The association between maternal characteristics and SARS-CoV-2 in pregnancy: a population-based registry study in Sweden and Norway

Research output: Contribution to journalJournal articleResearchpeer-review

Documents

  • Fulltext

    Final published version, 1.47 MB, PDF document

The objectives of the current study were to identify risk factors for SARS-CoV-2 positivity, and to address how different testing strategies, choice of comparison group, and population background characteristics may influence observed associations. National registries data for 107,627 pregnant women in Sweden and 81,195 in Norway, were used to identify risk factors for SARS-CoV-2, separately for women under non-universal testing (testing by indication) and universal testing (testing of all pregnant women in contact with a delivery ward). We also investigated underlying characteristics associated with testing for SARS-CoV-2. Overall, 2.1% of pregnant women in Sweden and 1.1% in Norway were test-positive during the pandemic's first 18 months. We show that the choice of test strategy for SARS-CoV-2 provided different associations with risk factors for the disease; for instance, women who were overweight, obese or had gestational diabetes had increased odds of being test-positive under non-universal testing, but not under universal testing. Nevertheless, a consistent pattern of association between being born in the Middle East and Africa and test-positivity was found independent of test strategy and in both countries.
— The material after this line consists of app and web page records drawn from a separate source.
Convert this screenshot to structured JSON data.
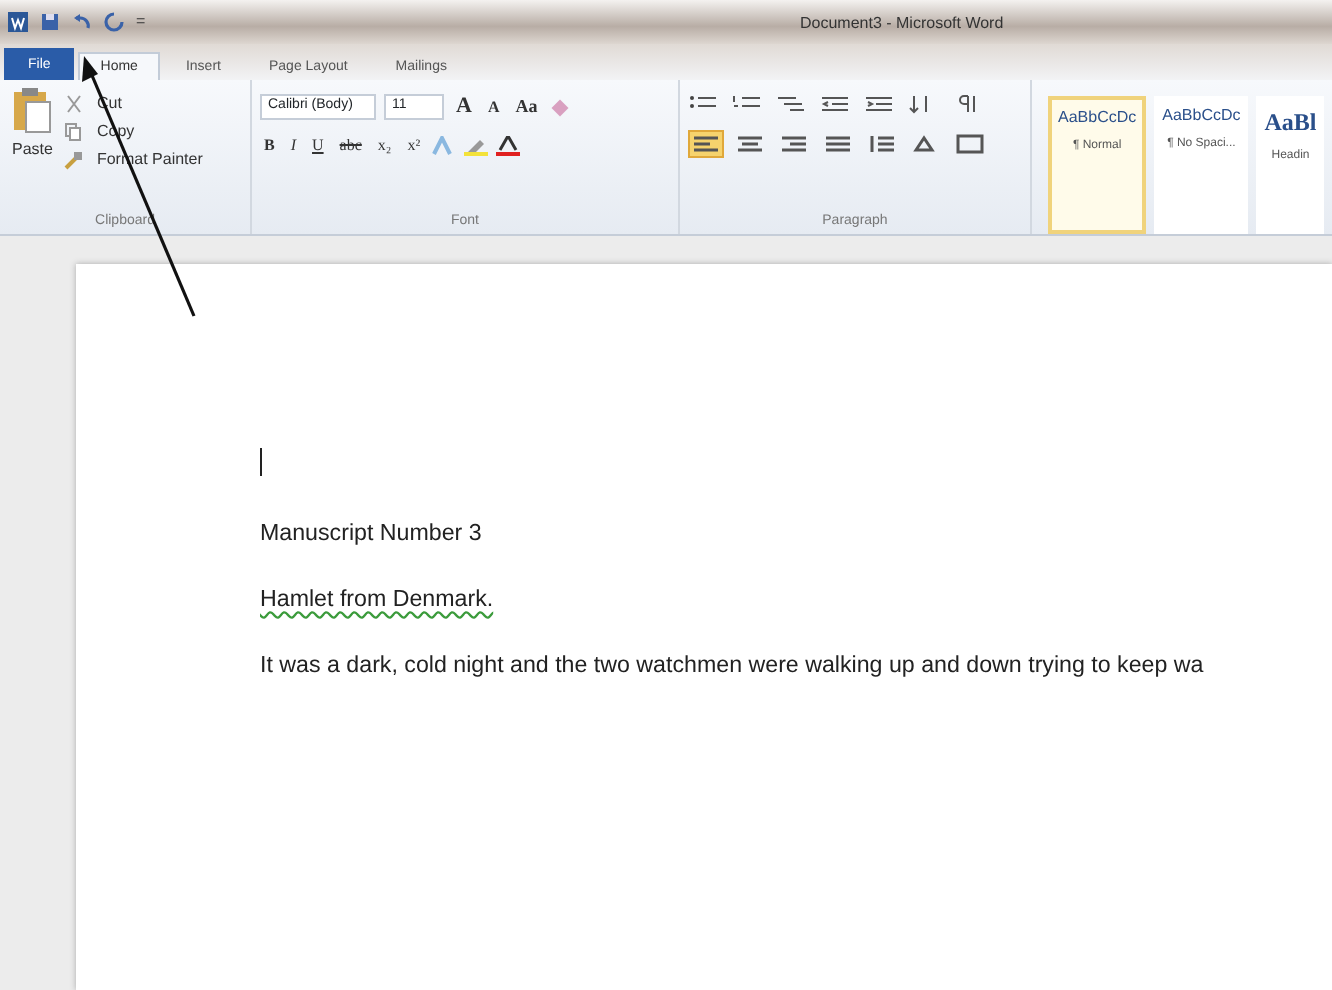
{
  "window": {
    "title": "Document3 - Microsoft Word",
    "quick_access": [
      "="
    ]
  },
  "tabs": [
    {
      "label": "File",
      "kind": "file",
      "selected": false
    },
    {
      "label": "Home",
      "kind": "tab",
      "selected": true
    },
    {
      "label": "Insert",
      "kind": "tab",
      "selected": false
    },
    {
      "label": "Page Layout",
      "kind": "tab",
      "selected": false
    },
    {
      "label": "Mailings",
      "kind": "tab",
      "selected": false
    }
  ],
  "clipboard": {
    "label": "Clipboard",
    "paste": "Paste",
    "items": [
      "Cut",
      "Copy",
      "Format Painter"
    ]
  },
  "font": {
    "label": "Font",
    "font_name": "Calibri (Body)",
    "font_size": "11",
    "row1": [
      "A",
      "A",
      "Aa"
    ],
    "row2": [
      "B",
      "I",
      "U",
      "abc",
      "x₂",
      "x²"
    ]
  },
  "paragraph": {
    "label": "Paragraph",
    "row2": [
      {
        "selected": true
      },
      {
        "selected": false
      },
      {
        "selected": false
      },
      {
        "selected": false
      },
      {
        "selected": false
      },
      {
        "selected": false
      },
      {
        "selected": false
      }
    ]
  },
  "styles": [
    {
      "sample": "AaBbCcDc",
      "name": "¶ Normal",
      "selected": true
    },
    {
      "sample": "AaBbCcDc",
      "name": "¶ No Spaci...",
      "selected": false
    },
    {
      "sample": "AaBl",
      "name": "Headin",
      "selected": false
    }
  ],
  "document": {
    "cursor": true,
    "paragraphs": [
      {
        "text": "Manuscript Number 3",
        "grammar_error": false
      },
      {
        "text": "Hamlet from Denmark.",
        "grammar_error": true
      },
      {
        "text": "It was a dark, cold night and the two watchmen were walking up and down trying to keep wa",
        "grammar_error": false
      }
    ]
  },
  "annotation": {
    "kind": "arrow"
  }
}
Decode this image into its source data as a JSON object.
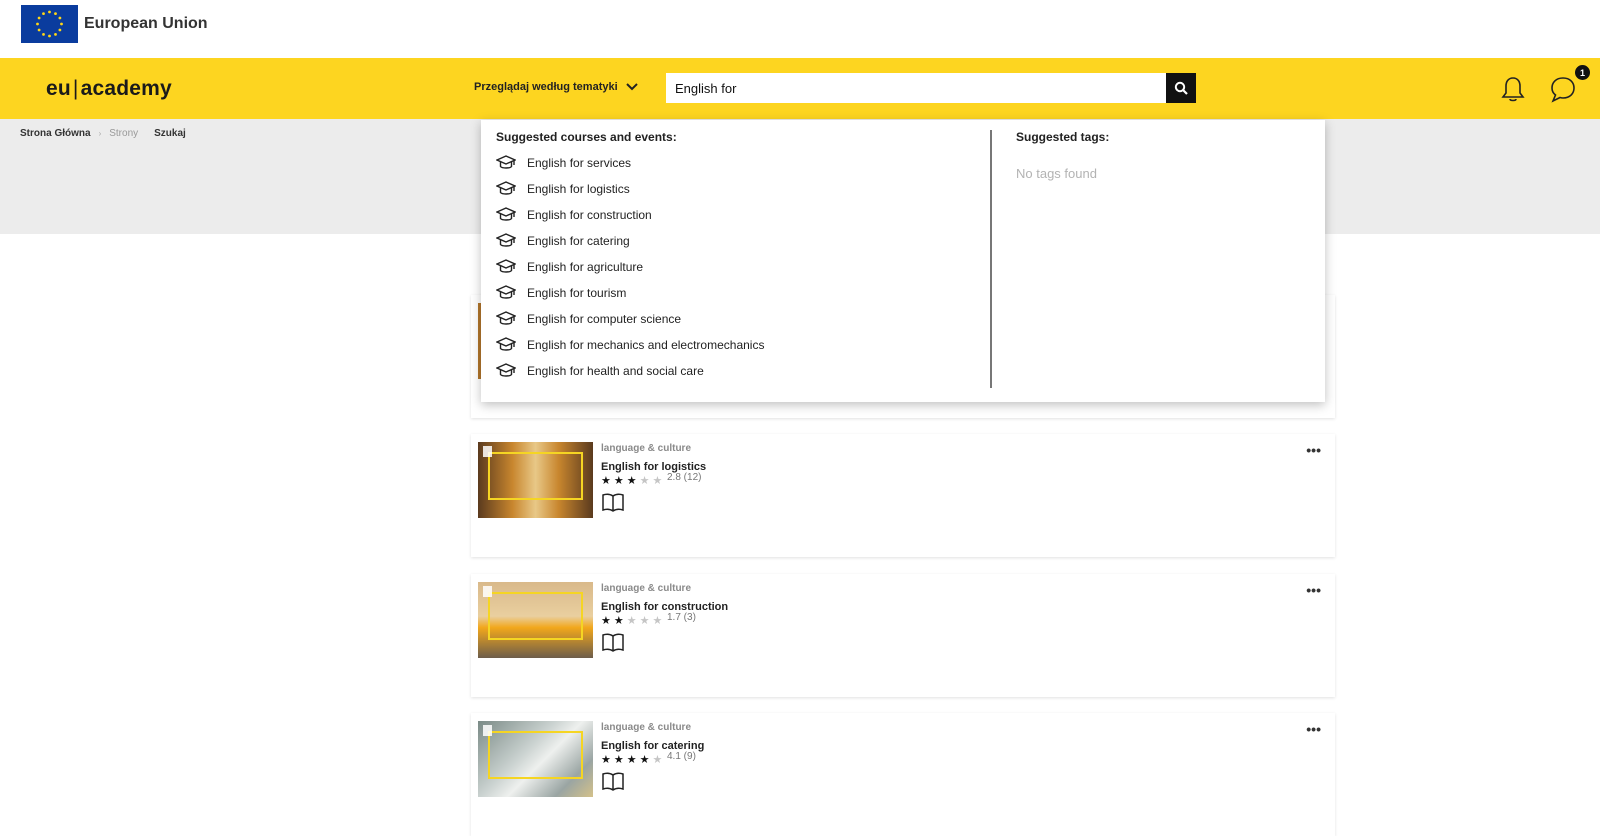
{
  "eu_header": {
    "title": "European Union"
  },
  "topbar": {
    "logo_left": "eu",
    "logo_sep": "|",
    "logo_right": "academy",
    "browse_label": "Przeglądaj według tematyki",
    "search_value": "English for",
    "notifications_badge": "1"
  },
  "breadcrumb": {
    "home": "Strona Główna",
    "pages": "Strony",
    "current": "Szukaj"
  },
  "suggestions": {
    "courses_heading": "Suggested courses and events:",
    "courses": [
      "English for services",
      "English for logistics",
      "English for construction",
      "English for catering",
      "English for agriculture",
      "English for tourism",
      "English for computer science",
      "English for mechanics and electromechanics",
      "English for health and social care"
    ],
    "tags_heading": "Suggested tags:",
    "tags_empty": "No tags found"
  },
  "results": [
    {
      "category": "language & culture",
      "title": "English for logistics",
      "rating_value": 2.8,
      "rating_text": "2.8 (12)",
      "stars_filled": 3,
      "more": "•••"
    },
    {
      "category": "language & culture",
      "title": "English for construction",
      "rating_value": 1.7,
      "rating_text": "1.7 (3)",
      "stars_filled": 2,
      "more": "•••"
    },
    {
      "category": "language & culture",
      "title": "English for catering",
      "rating_value": 4.1,
      "rating_text": "4.1 (9)",
      "stars_filled": 4,
      "more": "•••"
    }
  ],
  "colors": {
    "brand_yellow": "#fdd520",
    "eu_blue": "#0a3c9e",
    "dark": "#111111"
  },
  "icons": [
    "eu-flag-icon",
    "chevron-down-icon",
    "search-icon",
    "bell-icon",
    "chat-icon",
    "graduation-cap-icon",
    "bookmark-icon",
    "star-icon",
    "book-icon",
    "more-icon"
  ]
}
These women were also less likely to get tested. Our results are useful to consider for surveillance and clinical recommendations for pregnant women during the current and future pandemics.
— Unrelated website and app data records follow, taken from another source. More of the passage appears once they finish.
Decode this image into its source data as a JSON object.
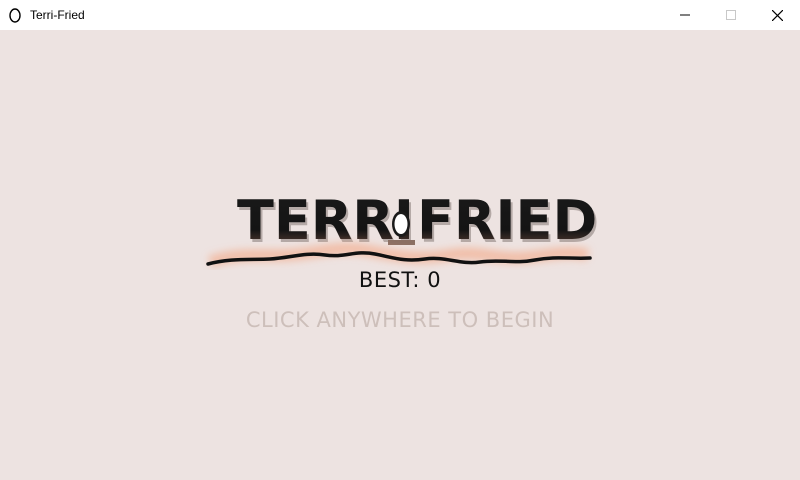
{
  "window": {
    "title": "Terri-Fried",
    "icon": "egg-icon",
    "controls": [
      "minimize-icon",
      "maximize-icon",
      "close-icon"
    ]
  },
  "game": {
    "logo_left": "TERRI",
    "logo_right": "FRIED",
    "logo_icon": "egg-on-platform-icon",
    "best_label": "BEST:",
    "best_value": "0",
    "prompt": "CLICK ANYWHERE TO BEGIN",
    "colors": {
      "background": "#ede3e1",
      "text_dark": "#111111",
      "prompt_text": "#cdbfba",
      "lava_glow": "#f4a07a",
      "platform": "#8a6f63"
    }
  }
}
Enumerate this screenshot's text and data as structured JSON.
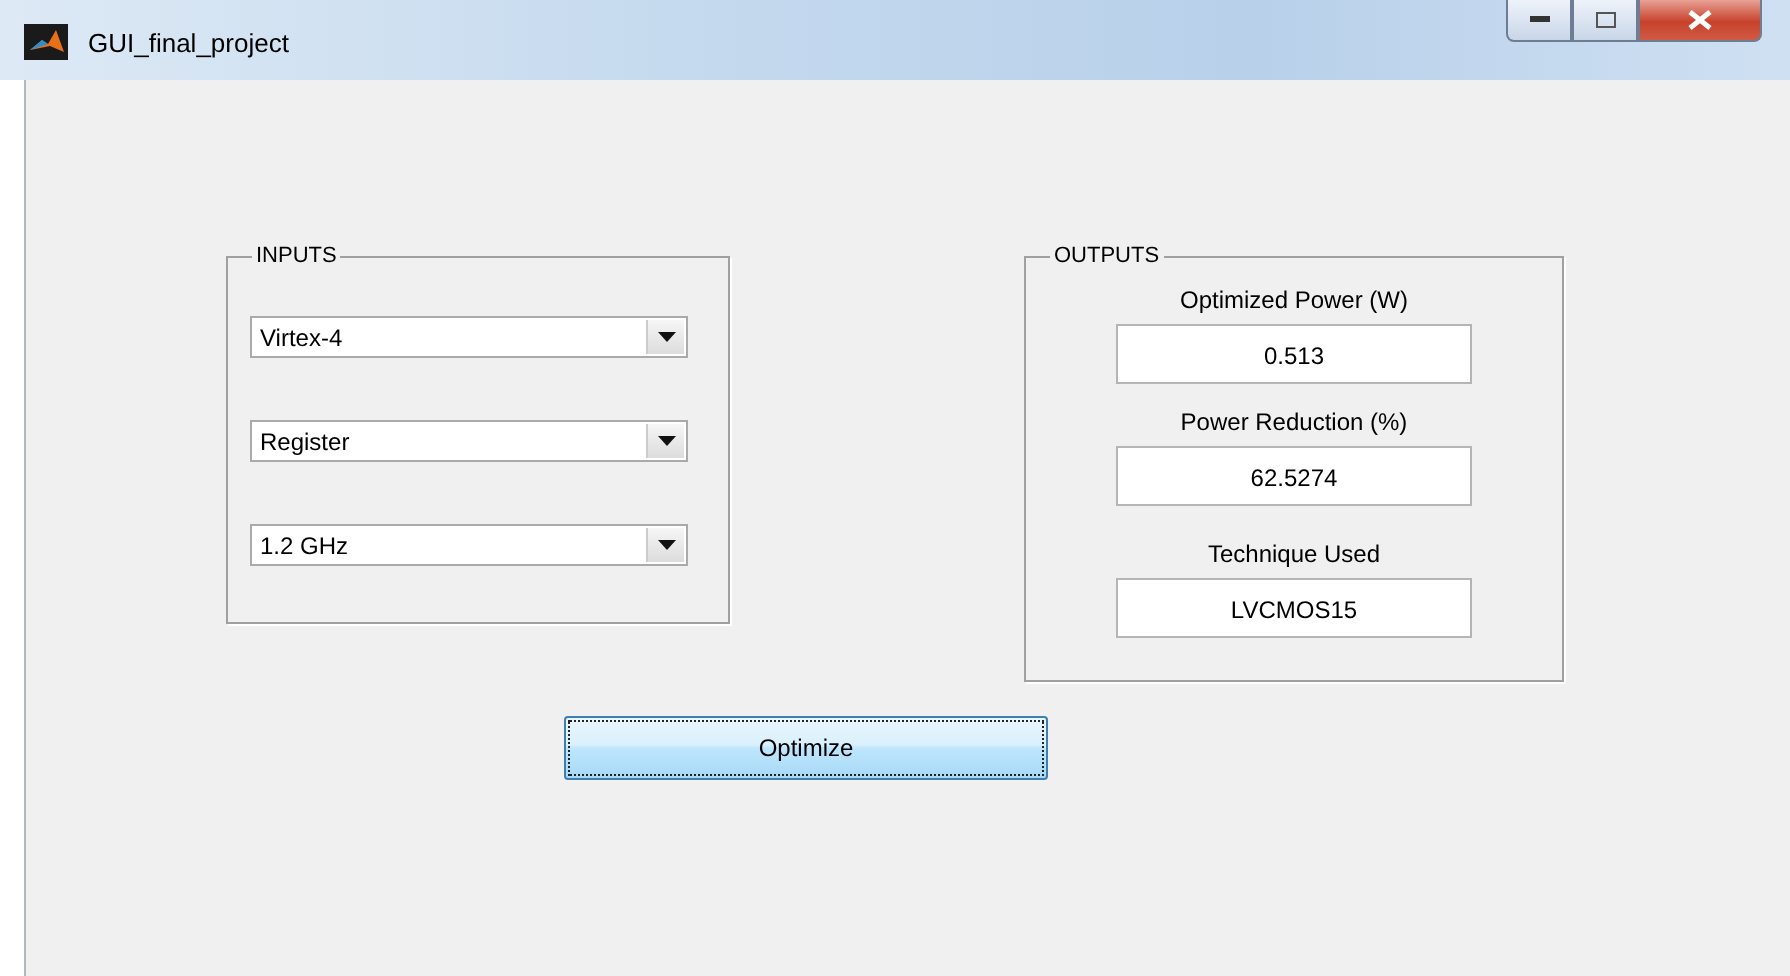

Original languageEnglish
Article number8355
JournalScientific Reports
Volume12
Issue number1
ISSN2045-2322
DOIs
Publication statusPublished - 2022
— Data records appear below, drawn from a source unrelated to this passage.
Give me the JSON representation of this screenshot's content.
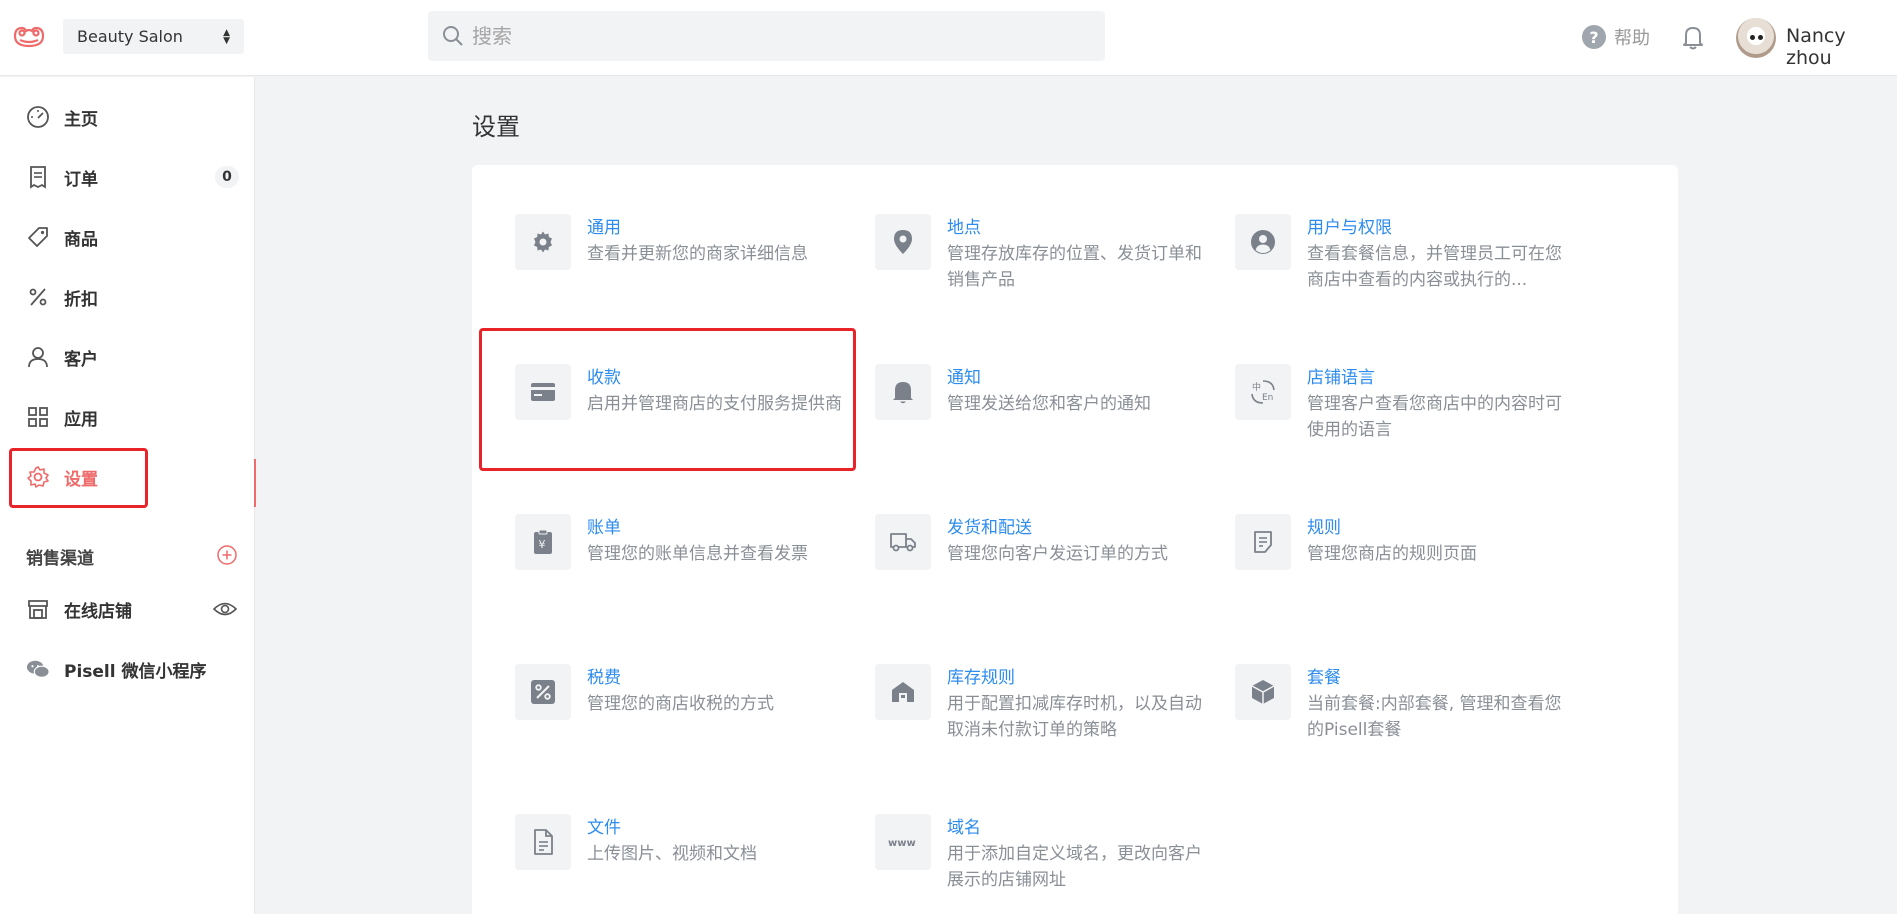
{
  "topbar": {
    "store_name": "Beauty Salon",
    "search_placeholder": "搜索",
    "help_label": "帮助",
    "username": "Nancy zhou"
  },
  "sidebar": {
    "items": [
      {
        "label": "主页",
        "icon": "dashboard-icon"
      },
      {
        "label": "订单",
        "icon": "orders-icon",
        "badge": "0"
      },
      {
        "label": "商品",
        "icon": "tag-icon"
      },
      {
        "label": "折扣",
        "icon": "percent-icon"
      },
      {
        "label": "客户",
        "icon": "user-icon"
      },
      {
        "label": "应用",
        "icon": "apps-icon"
      },
      {
        "label": "设置",
        "icon": "gear-icon",
        "active": true
      }
    ],
    "section_title": "销售渠道",
    "channels": [
      {
        "label": "在线店铺",
        "icon": "store-icon"
      },
      {
        "label": "Pisell 微信小程序",
        "icon": "wechat-icon"
      }
    ]
  },
  "main": {
    "title": "设置",
    "settings": [
      {
        "title": "通用",
        "desc": "查看并更新您的商家详细信息",
        "icon": "gear-icon"
      },
      {
        "title": "地点",
        "desc": "管理存放库存的位置、发货订单和销售产品",
        "icon": "location-icon"
      },
      {
        "title": "用户与权限",
        "desc": "查看套餐信息，并管理员工可在您商店中查看的内容或执行的...",
        "icon": "user-circle-icon"
      },
      {
        "title": "收款",
        "desc": "启用并管理商店的支付服务提供商",
        "icon": "credit-card-icon"
      },
      {
        "title": "通知",
        "desc": "管理发送给您和客户的通知",
        "icon": "bell-icon"
      },
      {
        "title": "店铺语言",
        "desc": "管理客户查看您商店中的内容时可使用的语言",
        "icon": "language-icon"
      },
      {
        "title": "账单",
        "desc": "管理您的账单信息并查看发票",
        "icon": "bill-icon"
      },
      {
        "title": "发货和配送",
        "desc": "管理您向客户发运订单的方式",
        "icon": "truck-icon"
      },
      {
        "title": "规则",
        "desc": "管理您商店的规则页面",
        "icon": "rules-icon"
      },
      {
        "title": "税费",
        "desc": "管理您的商店收税的方式",
        "icon": "tax-icon"
      },
      {
        "title": "库存规则",
        "desc": "用于配置扣减库存时机，以及自动取消未付款订单的策略",
        "icon": "warehouse-icon"
      },
      {
        "title": "套餐",
        "desc": "当前套餐:内部套餐, 管理和查看您的Pisell套餐",
        "icon": "package-icon"
      },
      {
        "title": "文件",
        "desc": "上传图片、视频和文档",
        "icon": "file-icon"
      },
      {
        "title": "域名",
        "desc": "用于添加自定义域名，更改向客户展示的店铺网址",
        "icon": "www-icon"
      }
    ]
  },
  "colors": {
    "accent": "#ef6a6a",
    "link": "#2d8cf0",
    "highlight_box": "#e8232a"
  }
}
Bibliographical note

© 2022. The Author(s).

    Research areas

  • COVID-19/epidemiology, Female, Humans, Pregnancy, Pregnancy Complications, Infectious/epidemiology, Registries, SARS-CoV-2, Sweden/epidemiology

ID: 310070432